His Josephine was like Napoleon’s: there always
Even under other names. Jeanette,
Eleanore, Magdelena and Babette:
They all were her, and when he reached for her
They all were in his arms. Born for each other.
Sie waren für einander geboren
Wrote her sister Therese. Unless Therese
Was the Immortal Beloved. Speculation
Continues. But for sure, though short and ugly,
The famously great flirt was not all talk:
He knew exactly what a woman felt like,
Although, perhaps, it only almost happened.
The Distant Beloved was someone else again,
And no one has an inkling who Elise was –
We just know he wrote her a bagatelle
Which, played on YouTube by Pogorelich,
Must stir the depths of his immobile hairstyle –
But it’s fair to guess Beethoven felt the heat
A woman gives off even from her insteps,
Before he reached the cool room of these structures
Separately drifting in transparent air,
Connected only by the space between them.

                                V
 
For just a few bars you can hear the fury
With which he crossed the Emperor’s name
Off the Eroica. If you first have that,
Then later Florestan and Leonore
Can come back to each other’s arms.
It’s said of him he wrote only one opera
And yet he wrote the only opera,
But here, too, we are listening to voices:
It’s just that they’ve been turned to wood and catgut
Like metamorphoses from Ovid.
Out of the tumult drifts serenity
All the more calm from being so hard-won:
Sweetness from bitterness, a prisoner
Released into the sunlight.
 
                               VI
 
As from the white break of the vault there slides
The surf rider
Trailing his seaside fingertips
Like a stylus through the wave’s green face,
Out of the conflict a new concord comes
With an extra grace,
A bride’s glide,
Like the peaceful grief on the Madonna’s lips
Of the St Peter’s Pietà.
It’s sixty years since I first heard the Seventh
And knew I would write poetry for life,
And we, for all that time, have known each other,
And for most of it been man and wife,
And, now it has been proved not even I
Could quite destroy all that,
We are still here, together for as long
As life permits. Next stop, eternity:
Which could be what he’s trying to say now.
 
                               VII
 
Did he know his death was close? No one can tell.
He might have thought it had already come
When deafness did. This loveliness might sound
Like a summation, but we should beware
Of teleology. He left a sketch
For a Tenth symphony.

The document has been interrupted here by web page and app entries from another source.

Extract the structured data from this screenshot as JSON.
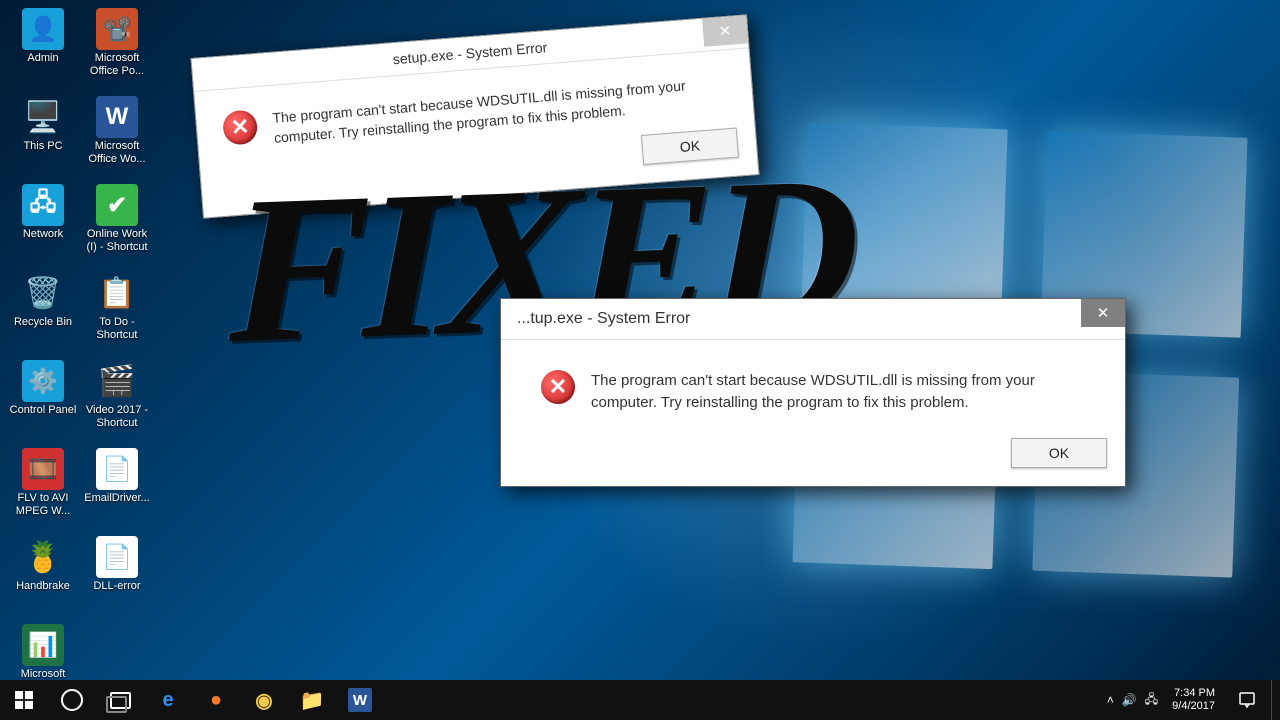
{
  "desktop_icons_col1": [
    {
      "label": "Admin",
      "glyph": "👤",
      "bg": "#18a0d8"
    },
    {
      "label": "This PC",
      "glyph": "🖥️",
      "bg": ""
    },
    {
      "label": "Network",
      "glyph": "🖧",
      "bg": "#18a0d8"
    },
    {
      "label": "Recycle Bin",
      "glyph": "🗑️",
      "bg": ""
    },
    {
      "label": "Control Panel",
      "glyph": "⚙️",
      "bg": "#18a0d8"
    },
    {
      "label": "FLV to AVI MPEG W...",
      "glyph": "🎞️",
      "bg": "#d03030"
    },
    {
      "label": "Handbrake",
      "glyph": "🍍",
      "bg": ""
    },
    {
      "label": "Microsoft Office Exc...",
      "glyph": "📊",
      "bg": "#1f7244"
    }
  ],
  "desktop_icons_col2": [
    {
      "label": "Microsoft Office Po...",
      "glyph": "📽️",
      "bg": "#c94f2b"
    },
    {
      "label": "Microsoft Office Wo...",
      "glyph": "W",
      "bg": "#2a5699"
    },
    {
      "label": "Online Work (I) - Shortcut",
      "glyph": "✔",
      "bg": "#38b54a"
    },
    {
      "label": "To Do - Shortcut",
      "glyph": "📋",
      "bg": ""
    },
    {
      "label": "Video 2017 - Shortcut",
      "glyph": "🎬",
      "bg": ""
    },
    {
      "label": "EmailDriver...",
      "glyph": "📄",
      "bg": "#fff"
    },
    {
      "label": "DLL-error",
      "glyph": "📄",
      "bg": "#fff"
    }
  ],
  "dialog1": {
    "title": "setup.exe - System Error",
    "message": "The program can't start because WDSUTIL.dll is missing from your computer. Try reinstalling the program to fix this problem.",
    "ok": "OK"
  },
  "dialog2": {
    "title": "...tup.exe - System Error",
    "message": "The program can't start because WDSUTIL.dll is missing from your computer. Try reinstalling the program to fix this problem.",
    "ok": "OK"
  },
  "overlay": "FIXED",
  "taskbar": {
    "apps": [
      {
        "name": "edge",
        "glyph": "e",
        "color": "#2d8cf0"
      },
      {
        "name": "firefox",
        "glyph": "●",
        "color": "#ff7b29"
      },
      {
        "name": "chrome",
        "glyph": "◉",
        "color": "#f2c94c"
      },
      {
        "name": "explorer",
        "glyph": "📁",
        "color": "#f5c871"
      },
      {
        "name": "word",
        "glyph": "W",
        "color": "#2a5699"
      }
    ],
    "tray": {
      "chevron": "˄",
      "vol": "🔊",
      "net": "🖧"
    },
    "time": "7:34 PM",
    "date": "9/4/2017"
  }
}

Art masters have
Rarely packed up to leave the studio:
They live in it, and always would do more.
Though they might turn their faces to the wall,
They sing in silence. After this last note
Silence returns, but is not the same void
We heard before the start. In silence squared
We rise up from the couch and live again,
As if on the first day we ever touched.